Neither the spending nor the reliability trends is dramatic on its own. But experts say the combination is revealing: It suggests that extra money from electric customers isn't being spent wisely, or that utilities are not investing nearly enough to upgrade fragile equipment increasingly threatened by major storms.
"The electric system is the critical linchpin of our society, and we are operating the overall system closer to the edge," said Massoud Amin, a grid-security expert and professor of electrical and computer engineering at the University of Minnesota.
The diminishing returns on investment reflect several factors: The grid is getting old, making it more expensive to maintain service at current levels of reliability; day-to-day weather and major storms have become more extreme, meaning wires, poles and transformers have to be replaced more frequently; and when utilities replace aging or broken equipment, they are not always upgrading to modern technologies common in other nations.
When utilities spend on equipment, regulators allow the companies to pass those expenses on to customers. In recent years, that portion of customer bills, the cost of delivering power, has been rising and pushing bills higher, though the cost of the power itself has fallen sharply.
With the help of Ventyx, a software and data-services firm that works with electric utilities, and the utility consulting firm PA Consulting Group, the AP compared reliability statistics with the spending of 210 utilities across 24 categories of local distribution equipment.
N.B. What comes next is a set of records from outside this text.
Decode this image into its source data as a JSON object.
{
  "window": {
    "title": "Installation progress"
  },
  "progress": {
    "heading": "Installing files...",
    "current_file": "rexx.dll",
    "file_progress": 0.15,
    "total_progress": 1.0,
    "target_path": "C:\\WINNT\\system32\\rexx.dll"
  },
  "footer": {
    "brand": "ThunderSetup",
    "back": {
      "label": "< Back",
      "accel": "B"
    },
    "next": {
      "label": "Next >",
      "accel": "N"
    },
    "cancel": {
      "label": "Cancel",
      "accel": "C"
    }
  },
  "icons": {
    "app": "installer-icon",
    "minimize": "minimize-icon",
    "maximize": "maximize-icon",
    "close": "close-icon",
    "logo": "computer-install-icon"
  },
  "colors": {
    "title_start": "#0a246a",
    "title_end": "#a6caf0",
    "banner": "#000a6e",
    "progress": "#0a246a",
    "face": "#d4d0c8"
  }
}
In 2011, the most recent year for which annual data are available, the average U.S. electric customer was without power for 112 minutes, according to PA Consulting, a 15 percent increase since 2002 and the highest level in 10 years. The number of outages decreased slightly, from an average of 1.2 per year to an average of 1.1, but that statistic has shown no improvement since 2004.
Over the same period, annual spending per customer on local distribution equipment and maintenance rose about twice as fast as the rate of inflation, from $163 to $232, according to Ventyx. That does not include spending on power plants or major transmission lines.
The number of outages and the longer amount of time needed to restore power does not take into account major blackouts such as Hurricane Sandy caused. Those types of outages are not included in reliability statistics because they are so dramatic and irregular that they would make it impossible to draw a clear picture of the grid's performance from year to year. But outages caused by extreme weather are occurring with greater frequency - a rising threat that cannot be ignored, experts say.